Systemic Not Just Mesenteric Lymph Causes Neutrophil Priming After Hemorrhagic Shock

    loading  Checking for direct PDF access through Ovid



Inflammatory mediators in postshock mesenteric lymph have been causally linked to systemic polymorphonuclear cells (PMNs) priming resulting in acute lung injury (ALI) and multiple organ failure. Earlier human and animal studies demonstrated ALI after lower limb ischemia/reperfusion (I/R) injury. As hemorrhagic shock (HS) is in essence a systemic I/R insult, we postulated that systemic lymph after HS would exhibit PMN priming and this was studied in vitro.


Lymph was collected at intervals from the hind limb of dogs subjected to sham or HS and crystalloid resuscitation. Human PMNs isolated from heparinized blood of normal volunteers were incubated with buffer, sham lymph, or lymph after 120 minutes of shock or resuscitation. PMN priming was indexed by CD11b expression (mean fluorescence intensity), superoxide anion (O2−) generation (nanomoles/mg protein), and elastase release (%) after the addition of fMLP (1 μmol). PMNs with buffer served as control.


PMN priming after exposure to either shock or postshock resuscitation lymph was noted by increased expression of CD11b, superoxide generation, and elastase release after exposure to fMLP. No priming effect was noted with sham lymph. Maximal bioactivity of shock or postresuscitation shock lymph was noted at 2 hours postresuscitation.


Exposure with systemic lymph after HS resulted in PMN priming. These results question the unique properties attributed to post-HS lymph from the splanchnic bed in causing PMN priming and ALI after shock.
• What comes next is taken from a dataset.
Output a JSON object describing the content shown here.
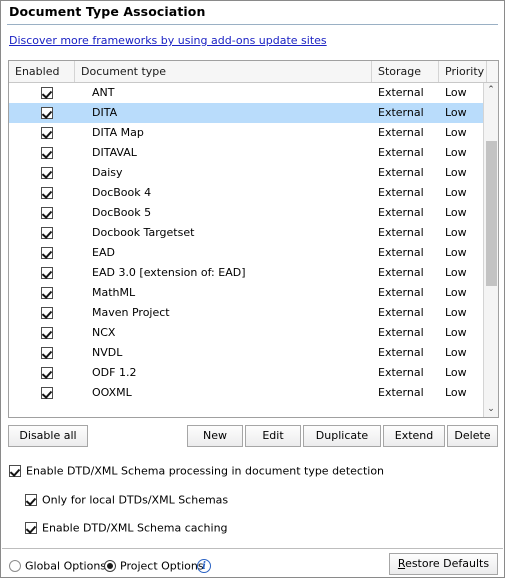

The causal agent(s) for these effects are unclear.

Related Topics

    loading  Loading Related Articles